Study material section start

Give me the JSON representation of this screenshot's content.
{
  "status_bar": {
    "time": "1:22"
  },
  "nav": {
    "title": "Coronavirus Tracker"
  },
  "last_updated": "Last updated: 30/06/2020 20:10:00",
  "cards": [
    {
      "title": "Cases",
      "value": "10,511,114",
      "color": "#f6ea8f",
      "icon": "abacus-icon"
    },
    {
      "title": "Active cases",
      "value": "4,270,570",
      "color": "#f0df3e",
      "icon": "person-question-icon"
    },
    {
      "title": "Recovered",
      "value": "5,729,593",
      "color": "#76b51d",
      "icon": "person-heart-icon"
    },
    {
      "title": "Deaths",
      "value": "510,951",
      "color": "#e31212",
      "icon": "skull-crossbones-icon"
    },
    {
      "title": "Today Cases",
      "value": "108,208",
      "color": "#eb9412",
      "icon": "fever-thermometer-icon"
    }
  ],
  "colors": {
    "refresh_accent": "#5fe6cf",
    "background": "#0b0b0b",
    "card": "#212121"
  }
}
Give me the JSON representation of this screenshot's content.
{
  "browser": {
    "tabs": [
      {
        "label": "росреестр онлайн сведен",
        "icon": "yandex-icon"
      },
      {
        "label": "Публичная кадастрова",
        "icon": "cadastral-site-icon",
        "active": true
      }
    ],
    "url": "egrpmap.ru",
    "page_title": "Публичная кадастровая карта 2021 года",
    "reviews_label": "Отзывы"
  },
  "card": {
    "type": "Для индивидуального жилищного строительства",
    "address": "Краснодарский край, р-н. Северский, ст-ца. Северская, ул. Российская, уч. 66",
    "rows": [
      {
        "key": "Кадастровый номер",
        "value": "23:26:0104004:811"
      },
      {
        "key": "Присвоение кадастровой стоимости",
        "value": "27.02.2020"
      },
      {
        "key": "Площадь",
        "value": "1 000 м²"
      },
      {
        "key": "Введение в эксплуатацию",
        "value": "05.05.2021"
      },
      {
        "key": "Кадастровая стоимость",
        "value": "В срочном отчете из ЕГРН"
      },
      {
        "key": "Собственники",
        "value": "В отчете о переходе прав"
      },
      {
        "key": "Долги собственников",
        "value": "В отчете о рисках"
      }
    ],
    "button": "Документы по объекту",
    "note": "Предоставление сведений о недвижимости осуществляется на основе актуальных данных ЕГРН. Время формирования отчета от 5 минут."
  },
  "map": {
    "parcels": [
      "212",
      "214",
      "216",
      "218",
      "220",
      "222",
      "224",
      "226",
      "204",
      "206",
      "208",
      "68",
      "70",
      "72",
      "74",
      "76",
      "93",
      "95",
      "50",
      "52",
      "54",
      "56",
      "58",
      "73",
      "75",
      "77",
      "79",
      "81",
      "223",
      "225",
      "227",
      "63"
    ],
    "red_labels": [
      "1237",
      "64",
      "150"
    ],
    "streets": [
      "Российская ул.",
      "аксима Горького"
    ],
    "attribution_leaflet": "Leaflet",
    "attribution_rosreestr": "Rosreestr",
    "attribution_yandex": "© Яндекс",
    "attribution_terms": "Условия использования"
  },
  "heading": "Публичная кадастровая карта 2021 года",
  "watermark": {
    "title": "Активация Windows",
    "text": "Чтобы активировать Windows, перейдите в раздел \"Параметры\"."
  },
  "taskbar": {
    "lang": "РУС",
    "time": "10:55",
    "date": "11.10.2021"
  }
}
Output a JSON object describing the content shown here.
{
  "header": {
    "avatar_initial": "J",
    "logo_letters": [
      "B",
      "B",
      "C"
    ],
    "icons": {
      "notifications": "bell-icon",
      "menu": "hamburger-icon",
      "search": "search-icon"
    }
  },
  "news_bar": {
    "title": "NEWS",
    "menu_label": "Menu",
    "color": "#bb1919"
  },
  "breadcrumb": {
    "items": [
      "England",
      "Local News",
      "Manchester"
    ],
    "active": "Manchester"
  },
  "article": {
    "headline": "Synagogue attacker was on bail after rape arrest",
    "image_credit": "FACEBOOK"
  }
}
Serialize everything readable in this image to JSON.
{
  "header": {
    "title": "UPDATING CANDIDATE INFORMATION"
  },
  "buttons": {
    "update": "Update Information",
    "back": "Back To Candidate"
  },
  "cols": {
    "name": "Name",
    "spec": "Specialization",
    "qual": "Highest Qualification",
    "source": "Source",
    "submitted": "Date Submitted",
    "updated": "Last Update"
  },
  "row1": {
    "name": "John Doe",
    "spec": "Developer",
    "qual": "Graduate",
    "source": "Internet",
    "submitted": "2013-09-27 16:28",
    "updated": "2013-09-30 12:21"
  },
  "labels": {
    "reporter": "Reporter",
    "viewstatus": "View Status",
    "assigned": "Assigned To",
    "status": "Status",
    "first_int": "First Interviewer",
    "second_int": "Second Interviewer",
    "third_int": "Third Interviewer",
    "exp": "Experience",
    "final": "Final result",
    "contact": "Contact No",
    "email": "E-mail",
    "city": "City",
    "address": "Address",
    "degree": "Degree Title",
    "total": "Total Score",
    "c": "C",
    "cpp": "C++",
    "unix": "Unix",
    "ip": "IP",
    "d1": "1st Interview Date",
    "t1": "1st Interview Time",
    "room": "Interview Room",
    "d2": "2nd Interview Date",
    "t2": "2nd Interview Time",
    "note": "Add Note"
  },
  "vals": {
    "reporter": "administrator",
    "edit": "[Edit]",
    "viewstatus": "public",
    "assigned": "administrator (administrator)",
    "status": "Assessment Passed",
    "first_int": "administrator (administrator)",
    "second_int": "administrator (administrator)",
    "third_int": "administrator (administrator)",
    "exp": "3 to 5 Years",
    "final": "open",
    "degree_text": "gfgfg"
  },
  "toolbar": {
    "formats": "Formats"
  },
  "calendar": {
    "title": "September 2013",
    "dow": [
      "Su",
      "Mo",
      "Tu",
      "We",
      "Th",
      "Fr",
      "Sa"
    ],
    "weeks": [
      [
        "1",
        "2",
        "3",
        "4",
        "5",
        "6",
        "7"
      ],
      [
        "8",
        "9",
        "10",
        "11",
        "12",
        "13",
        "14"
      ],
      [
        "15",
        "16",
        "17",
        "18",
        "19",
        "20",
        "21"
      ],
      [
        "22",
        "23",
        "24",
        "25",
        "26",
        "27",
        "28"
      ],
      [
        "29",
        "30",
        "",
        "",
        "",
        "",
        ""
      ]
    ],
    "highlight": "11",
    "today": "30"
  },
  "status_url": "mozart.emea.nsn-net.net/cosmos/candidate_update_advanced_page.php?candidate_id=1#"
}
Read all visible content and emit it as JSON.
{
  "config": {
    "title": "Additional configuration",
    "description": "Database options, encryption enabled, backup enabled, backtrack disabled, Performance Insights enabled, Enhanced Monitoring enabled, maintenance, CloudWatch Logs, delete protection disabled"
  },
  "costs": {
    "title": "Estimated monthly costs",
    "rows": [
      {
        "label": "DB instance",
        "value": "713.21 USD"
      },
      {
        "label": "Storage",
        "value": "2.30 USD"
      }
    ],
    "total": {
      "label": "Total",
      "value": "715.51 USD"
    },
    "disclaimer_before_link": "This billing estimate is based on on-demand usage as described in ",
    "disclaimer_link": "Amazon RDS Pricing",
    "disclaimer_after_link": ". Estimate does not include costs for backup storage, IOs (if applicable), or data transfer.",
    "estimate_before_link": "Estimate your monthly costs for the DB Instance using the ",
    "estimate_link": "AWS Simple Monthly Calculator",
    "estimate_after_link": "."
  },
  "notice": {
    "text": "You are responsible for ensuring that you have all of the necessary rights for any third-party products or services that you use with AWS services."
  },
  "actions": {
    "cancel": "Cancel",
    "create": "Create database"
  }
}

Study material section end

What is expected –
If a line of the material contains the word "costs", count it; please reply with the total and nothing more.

Answer below –
4